Woolbeding - 6-11-2019 blog-3

Explore the Sussex Weald

6 Comments

Angels bonnets - Oct 2019 blog-1

River Rother, Midhurst, West Sussex, October 2019

The Rother wends its way around the foot of St. Ann’s Hill, the site of a motte-and-bailey-castle probably built by the Normans in the 11th century. The water is high and brown after heavy rain that has fallen for several days. Atop the hill the ground is carpeted by the spiky cases of sweet chestnuts, freshly fallen from the huge trees that dominate the hill. The sun, shining on what feels a rare occasion, lights the open shells, their chestnut fruits glimmering where they lie.

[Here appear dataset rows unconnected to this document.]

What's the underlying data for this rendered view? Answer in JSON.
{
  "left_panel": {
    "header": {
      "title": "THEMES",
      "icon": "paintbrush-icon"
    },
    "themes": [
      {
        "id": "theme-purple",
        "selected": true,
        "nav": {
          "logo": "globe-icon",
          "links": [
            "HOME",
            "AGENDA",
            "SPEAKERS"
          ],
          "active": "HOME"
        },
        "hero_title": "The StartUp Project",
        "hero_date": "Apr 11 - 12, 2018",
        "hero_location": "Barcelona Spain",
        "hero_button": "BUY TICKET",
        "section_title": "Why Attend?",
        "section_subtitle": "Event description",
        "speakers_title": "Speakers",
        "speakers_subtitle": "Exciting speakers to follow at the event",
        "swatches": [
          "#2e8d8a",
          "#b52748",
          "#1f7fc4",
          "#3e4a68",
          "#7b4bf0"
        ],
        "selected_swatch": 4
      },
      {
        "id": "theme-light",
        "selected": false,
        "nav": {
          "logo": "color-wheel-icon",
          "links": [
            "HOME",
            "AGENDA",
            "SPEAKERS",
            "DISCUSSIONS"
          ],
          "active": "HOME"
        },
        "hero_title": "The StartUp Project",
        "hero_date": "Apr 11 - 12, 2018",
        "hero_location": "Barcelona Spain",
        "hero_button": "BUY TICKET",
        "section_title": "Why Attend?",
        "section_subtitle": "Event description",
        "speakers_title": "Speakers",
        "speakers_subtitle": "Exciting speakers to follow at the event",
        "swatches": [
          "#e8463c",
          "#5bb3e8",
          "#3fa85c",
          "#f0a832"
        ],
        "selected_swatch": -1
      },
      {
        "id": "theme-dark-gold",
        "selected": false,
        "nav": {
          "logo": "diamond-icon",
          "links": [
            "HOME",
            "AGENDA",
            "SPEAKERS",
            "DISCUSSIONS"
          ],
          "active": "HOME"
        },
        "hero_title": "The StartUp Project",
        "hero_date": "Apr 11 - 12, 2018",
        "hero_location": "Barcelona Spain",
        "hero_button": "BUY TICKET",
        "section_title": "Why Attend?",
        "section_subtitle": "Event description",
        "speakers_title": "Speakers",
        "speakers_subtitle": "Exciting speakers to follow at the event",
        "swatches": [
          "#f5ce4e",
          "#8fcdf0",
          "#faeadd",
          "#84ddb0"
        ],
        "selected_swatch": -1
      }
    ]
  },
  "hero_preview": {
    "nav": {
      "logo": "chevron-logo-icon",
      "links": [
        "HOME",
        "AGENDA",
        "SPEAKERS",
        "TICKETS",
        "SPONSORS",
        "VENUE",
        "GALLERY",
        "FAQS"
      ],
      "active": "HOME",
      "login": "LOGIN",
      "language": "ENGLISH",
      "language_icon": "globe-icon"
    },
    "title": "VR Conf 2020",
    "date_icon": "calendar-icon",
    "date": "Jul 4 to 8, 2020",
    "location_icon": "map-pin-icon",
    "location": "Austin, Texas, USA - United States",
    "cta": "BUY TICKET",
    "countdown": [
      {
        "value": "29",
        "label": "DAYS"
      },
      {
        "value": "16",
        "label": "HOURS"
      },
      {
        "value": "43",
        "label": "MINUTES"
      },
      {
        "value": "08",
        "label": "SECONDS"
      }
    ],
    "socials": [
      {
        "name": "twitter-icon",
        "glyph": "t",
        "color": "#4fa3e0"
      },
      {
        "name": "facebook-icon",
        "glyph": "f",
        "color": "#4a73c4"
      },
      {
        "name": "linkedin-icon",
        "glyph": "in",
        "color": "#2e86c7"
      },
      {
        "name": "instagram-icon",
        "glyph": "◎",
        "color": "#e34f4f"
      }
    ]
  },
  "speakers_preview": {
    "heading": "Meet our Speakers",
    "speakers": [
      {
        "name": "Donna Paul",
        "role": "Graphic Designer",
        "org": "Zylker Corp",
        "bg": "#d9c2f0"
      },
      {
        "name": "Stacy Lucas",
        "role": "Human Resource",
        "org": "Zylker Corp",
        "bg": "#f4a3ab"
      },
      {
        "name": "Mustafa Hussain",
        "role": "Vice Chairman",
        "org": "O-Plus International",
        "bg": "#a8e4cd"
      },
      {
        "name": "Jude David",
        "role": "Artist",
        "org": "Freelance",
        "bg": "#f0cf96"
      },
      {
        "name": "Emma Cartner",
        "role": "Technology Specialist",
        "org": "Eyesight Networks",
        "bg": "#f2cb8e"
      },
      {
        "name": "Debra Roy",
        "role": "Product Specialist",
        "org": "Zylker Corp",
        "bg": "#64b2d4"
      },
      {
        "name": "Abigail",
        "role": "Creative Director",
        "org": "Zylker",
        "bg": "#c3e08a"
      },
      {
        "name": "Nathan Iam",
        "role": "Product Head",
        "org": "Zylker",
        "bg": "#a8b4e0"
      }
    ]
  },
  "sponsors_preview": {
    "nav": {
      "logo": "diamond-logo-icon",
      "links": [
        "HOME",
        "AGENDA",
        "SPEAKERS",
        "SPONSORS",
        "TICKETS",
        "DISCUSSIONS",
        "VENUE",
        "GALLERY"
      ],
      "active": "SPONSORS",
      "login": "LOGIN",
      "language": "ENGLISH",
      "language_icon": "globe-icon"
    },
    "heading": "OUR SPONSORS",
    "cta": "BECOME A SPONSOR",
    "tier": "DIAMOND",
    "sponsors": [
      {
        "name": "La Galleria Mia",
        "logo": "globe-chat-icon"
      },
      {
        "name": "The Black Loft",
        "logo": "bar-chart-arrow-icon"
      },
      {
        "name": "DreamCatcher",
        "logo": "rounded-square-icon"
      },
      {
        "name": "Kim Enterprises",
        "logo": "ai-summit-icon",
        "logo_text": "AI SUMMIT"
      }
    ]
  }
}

Away from the hilltop I follow a path that whips back across the prow of the hill. Here dead oaks lie on either side of the path. Angel’s bonnet mushrooms grow in a cluster from crevices in the sinewy wood, their white caps used as a post by a dung fly. Under one mushroom cap I notice another fly’s head poking out as it rests on the stem.

Rother - Oct 2019 blog-1

I hear the loud clopping of a dog coming towards me on the path. In my stillness it doesn’t know I’m here. As it comes closer and closer into view, its legs are in fact long and thin. It’s a roe deer, young and carefree. It sees me at a distance of ten feet and splashes through ivy, hazel and brambles down to the safety of the winding Rother.

Explore the Sussex Weald

Leave a comment